**Work instructions:** Search the listing below for the string "name" and copy every line where it occurs.

**Data for review:**
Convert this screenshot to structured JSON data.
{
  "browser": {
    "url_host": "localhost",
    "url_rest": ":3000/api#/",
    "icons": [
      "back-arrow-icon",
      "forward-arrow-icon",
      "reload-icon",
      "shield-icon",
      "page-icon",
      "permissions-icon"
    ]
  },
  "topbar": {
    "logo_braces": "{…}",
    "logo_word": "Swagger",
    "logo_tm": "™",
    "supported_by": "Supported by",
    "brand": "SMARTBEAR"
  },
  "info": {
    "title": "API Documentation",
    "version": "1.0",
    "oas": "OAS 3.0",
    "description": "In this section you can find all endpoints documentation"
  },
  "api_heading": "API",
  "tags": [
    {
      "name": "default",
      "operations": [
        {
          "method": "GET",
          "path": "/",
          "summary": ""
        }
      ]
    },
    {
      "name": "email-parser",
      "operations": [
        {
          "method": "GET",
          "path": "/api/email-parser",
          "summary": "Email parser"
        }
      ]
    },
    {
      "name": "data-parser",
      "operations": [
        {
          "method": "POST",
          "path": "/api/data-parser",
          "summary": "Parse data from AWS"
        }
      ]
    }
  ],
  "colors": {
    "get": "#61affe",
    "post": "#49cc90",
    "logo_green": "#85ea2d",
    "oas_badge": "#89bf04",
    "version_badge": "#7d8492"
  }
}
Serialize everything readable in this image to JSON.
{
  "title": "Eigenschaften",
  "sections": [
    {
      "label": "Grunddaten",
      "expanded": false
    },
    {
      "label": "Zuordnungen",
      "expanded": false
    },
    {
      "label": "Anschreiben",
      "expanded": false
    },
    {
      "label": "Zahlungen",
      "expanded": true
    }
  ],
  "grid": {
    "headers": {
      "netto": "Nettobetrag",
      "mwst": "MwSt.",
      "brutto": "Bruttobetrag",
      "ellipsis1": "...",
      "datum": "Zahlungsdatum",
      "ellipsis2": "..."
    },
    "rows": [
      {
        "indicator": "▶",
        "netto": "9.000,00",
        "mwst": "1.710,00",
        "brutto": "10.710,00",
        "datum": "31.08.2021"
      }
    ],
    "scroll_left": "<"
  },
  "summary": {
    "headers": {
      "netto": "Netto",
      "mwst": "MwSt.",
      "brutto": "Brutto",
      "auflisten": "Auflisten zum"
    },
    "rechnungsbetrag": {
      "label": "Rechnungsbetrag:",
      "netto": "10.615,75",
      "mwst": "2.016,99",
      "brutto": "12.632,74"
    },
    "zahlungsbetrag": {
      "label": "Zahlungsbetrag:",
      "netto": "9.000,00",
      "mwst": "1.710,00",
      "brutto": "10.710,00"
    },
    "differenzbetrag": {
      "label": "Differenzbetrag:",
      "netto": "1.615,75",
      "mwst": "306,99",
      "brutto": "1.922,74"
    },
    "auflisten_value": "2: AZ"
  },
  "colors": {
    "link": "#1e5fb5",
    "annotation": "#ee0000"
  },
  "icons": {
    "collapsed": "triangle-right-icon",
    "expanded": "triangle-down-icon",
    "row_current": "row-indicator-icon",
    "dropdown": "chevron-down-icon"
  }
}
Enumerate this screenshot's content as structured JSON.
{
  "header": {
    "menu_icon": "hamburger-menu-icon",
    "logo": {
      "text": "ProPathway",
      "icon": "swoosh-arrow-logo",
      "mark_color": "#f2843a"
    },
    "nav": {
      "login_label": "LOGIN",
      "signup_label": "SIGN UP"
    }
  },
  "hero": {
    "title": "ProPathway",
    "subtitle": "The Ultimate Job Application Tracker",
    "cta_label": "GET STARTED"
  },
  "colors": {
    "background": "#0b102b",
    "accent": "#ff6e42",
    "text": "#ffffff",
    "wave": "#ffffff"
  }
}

**Answer box:**
      "name": "default",
      "name": "email-parser",
      "name": "data-parser",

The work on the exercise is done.